If you haven’t experienced the adrenaline rush of being ordered to immediately abandon your home, recent history suggests it’s a near certainty if you’re living in certain areas during the coming winter. And your preparations should involve more than throwing a toothbrush and clean underwear in an overnight bag.
An overview by local officials of emergency procedures during severe storms, avalanches and related incidents is scheduled from 6 to 7:30 p.m. Monday at Kulturhuset. Gov. Kjerstin Askholt said the presentation will be in Norwegian, but details for English speakers can be obtained during the question-and-answer period at the end.
Officials from the city, governor’s office and Longyearbyen Hospital will be among the presenters.
Multiple evacuations have occurred in the Lia neighborhood in the center of town, Nybyen and some other hillside areas every year since an avalanche in December of 2015 destroyed 11 homes and killed two people. Alerts are typically issued before the onset of major storms with the potential to result in destructive avalanches or landslides, with residents usually having a few hours to retrieve items from homes before roads are closed off.

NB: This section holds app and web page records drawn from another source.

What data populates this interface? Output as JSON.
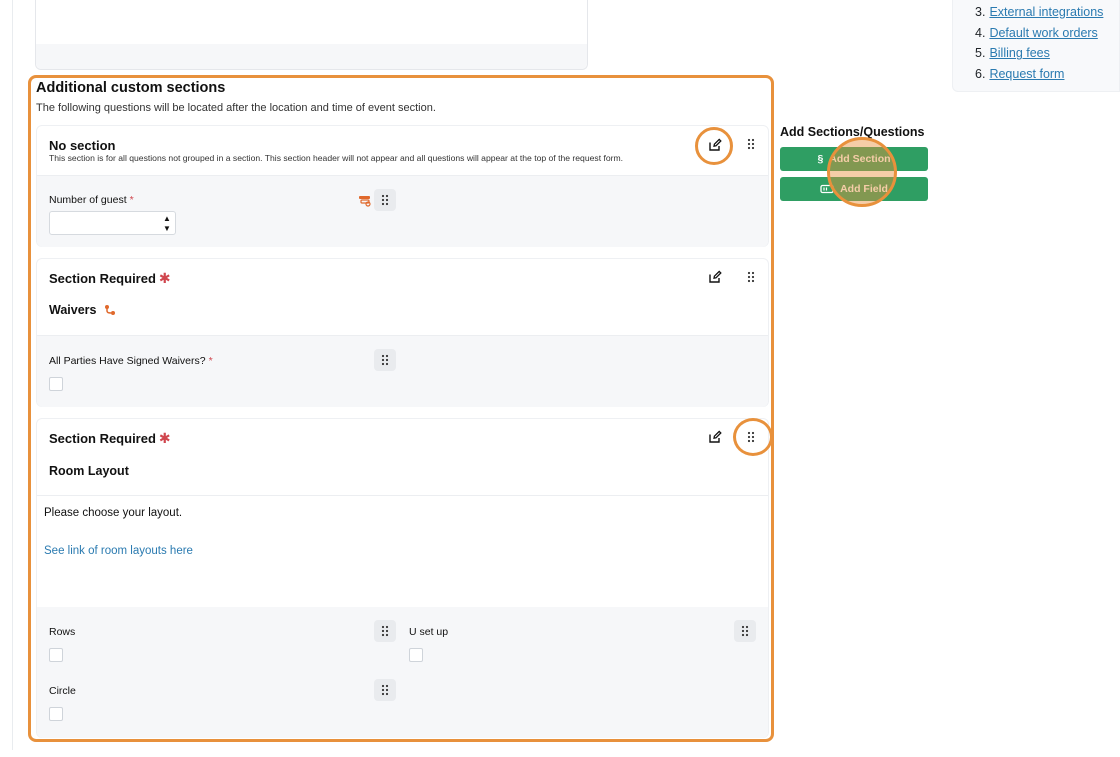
{
  "toc": {
    "items": [
      {
        "num": "3.",
        "label": "External integrations"
      },
      {
        "num": "4.",
        "label": "Default work orders"
      },
      {
        "num": "5.",
        "label": "Billing fees"
      },
      {
        "num": "6.",
        "label": "Request form"
      }
    ]
  },
  "custom_sections": {
    "title": "Additional custom sections",
    "subtitle": "The following questions will be located after the location and time of event section."
  },
  "no_section": {
    "title": "No section",
    "description": "This section is for all questions not grouped in a section. This section header will not appear and all questions will appear at the top of the request form.",
    "field_label": "Number of guest",
    "required_mark": "*",
    "input_value": "",
    "spin_up": "▲",
    "spin_down": "▼"
  },
  "waivers_section": {
    "heading": "Section Required",
    "required_star": "✱",
    "title": "Waivers",
    "field_label": "All Parties Have Signed Waivers?",
    "required_mark": "*"
  },
  "room_section": {
    "heading": "Section Required",
    "required_star": "✱",
    "title": "Room Layout",
    "instruction": "Please choose your layout.",
    "link_text": "See link of room layouts here",
    "fields": [
      {
        "label": "Rows"
      },
      {
        "label": "U set up"
      },
      {
        "label": "Circle"
      }
    ]
  },
  "add_panel": {
    "title": "Add Sections/Questions",
    "add_section_icon": "§",
    "add_section_label": "Add Section",
    "add_field_label": "Add Field"
  },
  "colors": {
    "highlight": "#e8913c",
    "green": "#2f9e63",
    "link": "#2a7ab0",
    "required": "#d0464e"
  },
  "icons": [
    "edit-icon",
    "drag-handle-icon",
    "branch-icon",
    "field-icon"
  ]
}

But while the city offered temporary housing in vacant flats and guest rooms during the initial evacuations, those affected the past couple of years are being asked to make their own emergency housing arrangements. Past evacuation periods have lasted from overnight to several days.
The scale of evacuations – and thus the number of people seeking emergency shelter – has been significantly reduced the past couple of years since the homes considered most at-risk at or near Lia have been under long-term evacuation orders during winter and spring periods since 2017. About 140 homes in that area are now permanently abandoned and scheduled for demolition.